ABOUT THIS TASK: Leave out the pictures and copy every record exactly.

AVAILABLE DATA:
════

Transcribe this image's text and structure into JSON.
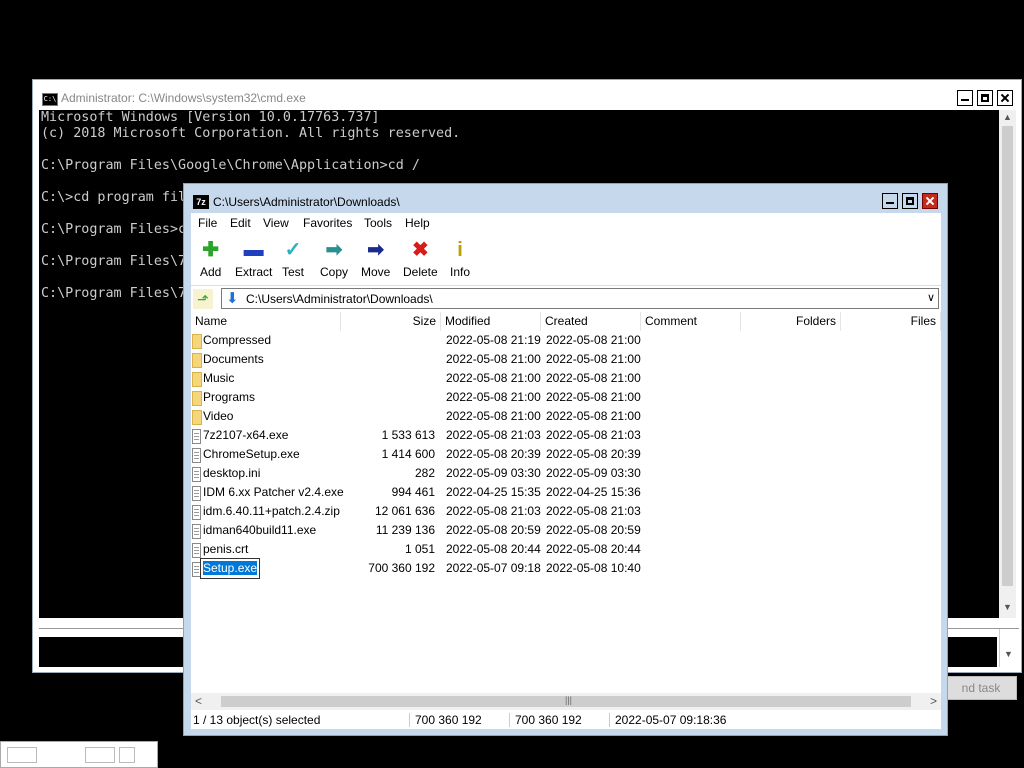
{
  "cmd_window": {
    "title": "Administrator: C:\\Windows\\system32\\cmd.exe",
    "icon_label": "C:\\",
    "console_lines": [
      "Microsoft Windows [Version 10.0.17763.737]",
      "(c) 2018 Microsoft Corporation. All rights reserved.",
      "",
      "C:\\Program Files\\Google\\Chrome\\Application>cd /",
      "",
      "C:\\>cd program fil",
      "",
      "C:\\Program Files>c",
      "",
      "C:\\Program Files\\7",
      "",
      "C:\\Program Files\\7"
    ],
    "end_task_label": "nd task"
  },
  "zip_window": {
    "title": "C:\\Users\\Administrator\\Downloads\\",
    "icon_label": "7z",
    "menu": [
      "File",
      "Edit",
      "View",
      "Favorites",
      "Tools",
      "Help"
    ],
    "toolbar": [
      {
        "label": "Add",
        "icon": "plus-icon",
        "glyph": "✚",
        "color": "#2aa52a"
      },
      {
        "label": "Extract",
        "icon": "minus-icon",
        "glyph": "▬",
        "color": "#1f3fbf"
      },
      {
        "label": "Test",
        "icon": "check-icon",
        "glyph": "✓",
        "color": "#2bb0c8"
      },
      {
        "label": "Copy",
        "icon": "copy-arrow-icon",
        "glyph": "➡",
        "color": "#2a8f8f"
      },
      {
        "label": "Move",
        "icon": "move-arrow-icon",
        "glyph": "➡",
        "color": "#1a2a8c"
      },
      {
        "label": "Delete",
        "icon": "delete-x-icon",
        "glyph": "✖",
        "color": "#d81b1b"
      },
      {
        "label": "Info",
        "icon": "info-icon",
        "glyph": "i",
        "color": "#b8a200"
      }
    ],
    "address": "C:\\Users\\Administrator\\Downloads\\",
    "columns": [
      "Name",
      "Size",
      "Modified",
      "Created",
      "Comment",
      "Folders",
      "Files"
    ],
    "rows": [
      {
        "type": "folder",
        "name": "Compressed",
        "size": "",
        "modified": "2022-05-08 21:19",
        "created": "2022-05-08 21:00"
      },
      {
        "type": "folder",
        "name": "Documents",
        "size": "",
        "modified": "2022-05-08 21:00",
        "created": "2022-05-08 21:00"
      },
      {
        "type": "folder",
        "name": "Music",
        "size": "",
        "modified": "2022-05-08 21:00",
        "created": "2022-05-08 21:00"
      },
      {
        "type": "folder",
        "name": "Programs",
        "size": "",
        "modified": "2022-05-08 21:00",
        "created": "2022-05-08 21:00"
      },
      {
        "type": "folder",
        "name": "Video",
        "size": "",
        "modified": "2022-05-08 21:00",
        "created": "2022-05-08 21:00"
      },
      {
        "type": "file",
        "name": "7z2107-x64.exe",
        "size": "1 533 613",
        "modified": "2022-05-08 21:03",
        "created": "2022-05-08 21:03"
      },
      {
        "type": "file",
        "name": "ChromeSetup.exe",
        "size": "1 414 600",
        "modified": "2022-05-08 20:39",
        "created": "2022-05-08 20:39"
      },
      {
        "type": "file",
        "name": "desktop.ini",
        "size": "282",
        "modified": "2022-05-09 03:30",
        "created": "2022-05-09 03:30"
      },
      {
        "type": "file",
        "name": "IDM 6.xx Patcher v2.4.exe",
        "size": "994 461",
        "modified": "2022-04-25 15:35",
        "created": "2022-04-25 15:36"
      },
      {
        "type": "file",
        "name": "idm.6.40.11+patch.2.4.zip",
        "size": "12 061 636",
        "modified": "2022-05-08 21:03",
        "created": "2022-05-08 21:03"
      },
      {
        "type": "file",
        "name": "idman640build11.exe",
        "size": "11 239 136",
        "modified": "2022-05-08 20:59",
        "created": "2022-05-08 20:59"
      },
      {
        "type": "file",
        "name": "penis.crt",
        "size": "1 051",
        "modified": "2022-05-08 20:44",
        "created": "2022-05-08 20:44"
      },
      {
        "type": "file",
        "name": "Setup.exe",
        "size": "700 360 192",
        "modified": "2022-05-07 09:18",
        "created": "2022-05-08 10:40",
        "selected": true
      }
    ],
    "status": {
      "selection": "1 / 13 object(s) selected",
      "size": "700 360 192",
      "packed": "700 360 192",
      "date": "2022-05-07 09:18:36"
    }
  }
}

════

YOUR RESPONSE:
Transcribe this image's text and structure into JSON.
{
  "cmd_window": {
    "title": "Administrator: C:\\Windows\\system32\\cmd.exe",
    "icon_label": "C:\\",
    "console_lines": [
      "Microsoft Windows [Version 10.0.17763.737]",
      "(c) 2018 Microsoft Corporation. All rights reserved.",
      "",
      "C:\\Program Files\\Google\\Chrome\\Application>cd /",
      "",
      "C:\\>cd program fil",
      "",
      "C:\\Program Files>c",
      "",
      "C:\\Program Files\\7",
      "",
      "C:\\Program Files\\7"
    ],
    "end_task_label": "nd task"
  },
  "zip_window": {
    "title": "C:\\Users\\Administrator\\Downloads\\",
    "icon_label": "7z",
    "menu": [
      "File",
      "Edit",
      "View",
      "Favorites",
      "Tools",
      "Help"
    ],
    "toolbar": [
      {
        "label": "Add",
        "icon": "plus-icon",
        "glyph": "✚",
        "color": "#2aa52a"
      },
      {
        "label": "Extract",
        "icon": "minus-icon",
        "glyph": "▬",
        "color": "#1f3fbf"
      },
      {
        "label": "Test",
        "icon": "check-icon",
        "glyph": "✓",
        "color": "#2bb0c8"
      },
      {
        "label": "Copy",
        "icon": "copy-arrow-icon",
        "glyph": "➡",
        "color": "#2a8f8f"
      },
      {
        "label": "Move",
        "icon": "move-arrow-icon",
        "glyph": "➡",
        "color": "#1a2a8c"
      },
      {
        "label": "Delete",
        "icon": "delete-x-icon",
        "glyph": "✖",
        "color": "#d81b1b"
      },
      {
        "label": "Info",
        "icon": "info-icon",
        "glyph": "i",
        "color": "#b8a200"
      }
    ],
    "address": "C:\\Users\\Administrator\\Downloads\\",
    "columns": [
      "Name",
      "Size",
      "Modified",
      "Created",
      "Comment",
      "Folders",
      "Files"
    ],
    "rows": [
      {
        "type": "folder",
        "name": "Compressed",
        "size": "",
        "modified": "2022-05-08 21:19",
        "created": "2022-05-08 21:00"
      },
      {
        "type": "folder",
        "name": "Documents",
        "size": "",
        "modified": "2022-05-08 21:00",
        "created": "2022-05-08 21:00"
      },
      {
        "type": "folder",
        "name": "Music",
        "size": "",
        "modified": "2022-05-08 21:00",
        "created": "2022-05-08 21:00"
      },
      {
        "type": "folder",
        "name": "Programs",
        "size": "",
        "modified": "2022-05-08 21:00",
        "created": "2022-05-08 21:00"
      },
      {
        "type": "folder",
        "name": "Video",
        "size": "",
        "modified": "2022-05-08 21:00",
        "created": "2022-05-08 21:00"
      },
      {
        "type": "file",
        "name": "7z2107-x64.exe",
        "size": "1 533 613",
        "modified": "2022-05-08 21:03",
        "created": "2022-05-08 21:03"
      },
      {
        "type": "file",
        "name": "ChromeSetup.exe",
        "size": "1 414 600",
        "modified": "2022-05-08 20:39",
        "created": "2022-05-08 20:39"
      },
      {
        "type": "file",
        "name": "desktop.ini",
        "size": "282",
        "modified": "2022-05-09 03:30",
        "created": "2022-05-09 03:30"
      },
      {
        "type": "file",
        "name": "IDM 6.xx Patcher v2.4.exe",
        "size": "994 461",
        "modified": "2022-04-25 15:35",
        "created": "2022-04-25 15:36"
      },
      {
        "type": "file",
        "name": "idm.6.40.11+patch.2.4.zip",
        "size": "12 061 636",
        "modified": "2022-05-08 21:03",
        "created": "2022-05-08 21:03"
      },
      {
        "type": "file",
        "name": "idman640build11.exe",
        "size": "11 239 136",
        "modified": "2022-05-08 20:59",
        "created": "2022-05-08 20:59"
      },
      {
        "type": "file",
        "name": "penis.crt",
        "size": "1 051",
        "modified": "2022-05-08 20:44",
        "created": "2022-05-08 20:44"
      },
      {
        "type": "file",
        "name": "Setup.exe",
        "size": "700 360 192",
        "modified": "2022-05-07 09:18",
        "created": "2022-05-08 10:40",
        "selected": true
      }
    ],
    "status": {
      "selection": "1 / 13 object(s) selected",
      "size": "700 360 192",
      "packed": "700 360 192",
      "date": "2022-05-07 09:18:36"
    }
  }
}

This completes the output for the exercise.